The entries should be given again so that each one matches the original exactly.
* * * * * * * * *
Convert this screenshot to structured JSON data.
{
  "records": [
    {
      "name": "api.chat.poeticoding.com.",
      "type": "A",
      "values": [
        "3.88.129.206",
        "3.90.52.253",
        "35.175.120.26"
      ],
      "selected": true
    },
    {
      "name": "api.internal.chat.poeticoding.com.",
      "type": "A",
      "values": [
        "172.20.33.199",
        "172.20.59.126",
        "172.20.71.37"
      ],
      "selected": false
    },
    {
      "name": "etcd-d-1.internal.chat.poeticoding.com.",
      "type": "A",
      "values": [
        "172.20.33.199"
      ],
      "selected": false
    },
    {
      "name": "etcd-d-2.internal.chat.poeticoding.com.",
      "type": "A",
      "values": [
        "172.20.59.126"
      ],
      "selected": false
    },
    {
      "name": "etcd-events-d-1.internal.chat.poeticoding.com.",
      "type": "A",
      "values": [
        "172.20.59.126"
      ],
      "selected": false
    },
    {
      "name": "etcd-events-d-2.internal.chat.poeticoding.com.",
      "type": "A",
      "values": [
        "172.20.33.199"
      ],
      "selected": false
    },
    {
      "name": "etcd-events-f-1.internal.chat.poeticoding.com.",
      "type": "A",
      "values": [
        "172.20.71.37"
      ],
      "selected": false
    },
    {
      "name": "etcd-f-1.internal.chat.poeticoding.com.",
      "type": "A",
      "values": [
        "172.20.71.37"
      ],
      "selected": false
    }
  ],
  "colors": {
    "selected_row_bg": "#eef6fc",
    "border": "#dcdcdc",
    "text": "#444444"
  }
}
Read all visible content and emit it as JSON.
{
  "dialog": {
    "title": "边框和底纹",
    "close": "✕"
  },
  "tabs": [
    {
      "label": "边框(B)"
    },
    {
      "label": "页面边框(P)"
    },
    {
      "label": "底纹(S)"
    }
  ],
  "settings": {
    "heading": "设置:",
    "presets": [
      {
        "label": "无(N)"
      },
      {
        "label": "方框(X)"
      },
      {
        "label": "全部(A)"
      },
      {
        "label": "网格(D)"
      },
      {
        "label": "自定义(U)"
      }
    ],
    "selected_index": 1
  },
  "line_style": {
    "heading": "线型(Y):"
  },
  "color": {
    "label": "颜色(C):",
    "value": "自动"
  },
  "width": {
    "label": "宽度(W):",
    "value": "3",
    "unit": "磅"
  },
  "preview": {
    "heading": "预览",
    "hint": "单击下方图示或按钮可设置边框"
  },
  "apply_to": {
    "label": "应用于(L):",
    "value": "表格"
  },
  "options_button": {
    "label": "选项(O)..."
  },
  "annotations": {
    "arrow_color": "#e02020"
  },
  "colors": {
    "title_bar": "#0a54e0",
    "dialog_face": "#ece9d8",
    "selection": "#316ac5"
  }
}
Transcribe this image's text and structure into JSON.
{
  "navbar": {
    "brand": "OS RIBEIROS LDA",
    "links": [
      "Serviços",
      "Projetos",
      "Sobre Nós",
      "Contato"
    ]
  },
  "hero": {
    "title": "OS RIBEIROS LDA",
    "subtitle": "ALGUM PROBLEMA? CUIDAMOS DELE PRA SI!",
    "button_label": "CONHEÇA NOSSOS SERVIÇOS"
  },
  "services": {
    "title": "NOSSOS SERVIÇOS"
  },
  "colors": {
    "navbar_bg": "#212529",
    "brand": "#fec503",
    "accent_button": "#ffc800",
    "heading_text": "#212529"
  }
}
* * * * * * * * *
▶ SOLUTION TO THIS EXERCISE
Convert this screenshot to structured JSON data.
{
  "records": [
    {
      "name": "api.chat.poeticoding.com.",
      "type": "A",
      "values": [
        "3.88.129.206",
        "3.90.52.253",
        "35.175.120.26"
      ],
      "selected": true
    },
    {
      "name": "api.internal.chat.poeticoding.com.",
      "type": "A",
      "values": [
        "172.20.33.199",
        "172.20.59.126",
        "172.20.71.37"
      ],
      "selected": false
    },
    {
      "name": "etcd-d-1.internal.chat.poeticoding.com.",
      "type": "A",
      "values": [
        "172.20.33.199"
      ],
      "selected": false
    },
    {
      "name": "etcd-d-2.internal.chat.poeticoding.com.",
      "type": "A",
      "values": [
        "172.20.59.126"
      ],
      "selected": false
    },
    {
      "name": "etcd-events-d-1.internal.chat.poeticoding.com.",
      "type": "A",
      "values": [
        "172.20.59.126"
      ],
      "selected": false
    },
    {
      "name": "etcd-events-d-2.internal.chat.poeticoding.com.",
      "type": "A",
      "values": [
        "172.20.33.199"
      ],
      "selected": false
    },
    {
      "name": "etcd-events-f-1.internal.chat.poeticoding.com.",
      "type": "A",
      "values": [
        "172.20.71.37"
      ],
      "selected": false
    },
    {
      "name": "etcd-f-1.internal.chat.poeticoding.com.",
      "type": "A",
      "values": [
        "172.20.71.37"
      ],
      "selected": false
    }
  ],
  "colors": {
    "selected_row_bg": "#eef6fc",
    "border": "#dcdcdc",
    "text": "#444444"
  }
}
Read all visible content and emit it as JSON.
{
  "dialog": {
    "title": "边框和底纹",
    "close": "✕"
  },
  "tabs": [
    {
      "label": "边框(B)"
    },
    {
      "label": "页面边框(P)"
    },
    {
      "label": "底纹(S)"
    }
  ],
  "settings": {
    "heading": "设置:",
    "presets": [
      {
        "label": "无(N)"
      },
      {
        "label": "方框(X)"
      },
      {
        "label": "全部(A)"
      },
      {
        "label": "网格(D)"
      },
      {
        "label": "自定义(U)"
      }
    ],
    "selected_index": 1
  },
  "line_style": {
    "heading": "线型(Y):"
  },
  "color": {
    "label": "颜色(C):",
    "value": "自动"
  },
  "width": {
    "label": "宽度(W):",
    "value": "3",
    "unit": "磅"
  },
  "preview": {
    "heading": "预览",
    "hint": "单击下方图示或按钮可设置边框"
  },
  "apply_to": {
    "label": "应用于(L):",
    "value": "表格"
  },
  "options_button": {
    "label": "选项(O)..."
  },
  "annotations": {
    "arrow_color": "#e02020"
  },
  "colors": {
    "title_bar": "#0a54e0",
    "dialog_face": "#ece9d8",
    "selection": "#316ac5"
  }
}
Transcribe this image's text and structure into JSON.
{
  "navbar": {
    "brand": "OS RIBEIROS LDA",
    "links": [
      "Serviços",
      "Projetos",
      "Sobre Nós",
      "Contato"
    ]
  },
  "hero": {
    "title": "OS RIBEIROS LDA",
    "subtitle": "ALGUM PROBLEMA? CUIDAMOS DELE PRA SI!",
    "button_label": "CONHEÇA NOSSOS SERVIÇOS"
  },
  "services": {
    "title": "NOSSOS SERVIÇOS"
  },
  "colors": {
    "navbar_bg": "#212529",
    "brand": "#fec503",
    "accent_button": "#ffc800",
    "heading_text": "#212529"
  }
}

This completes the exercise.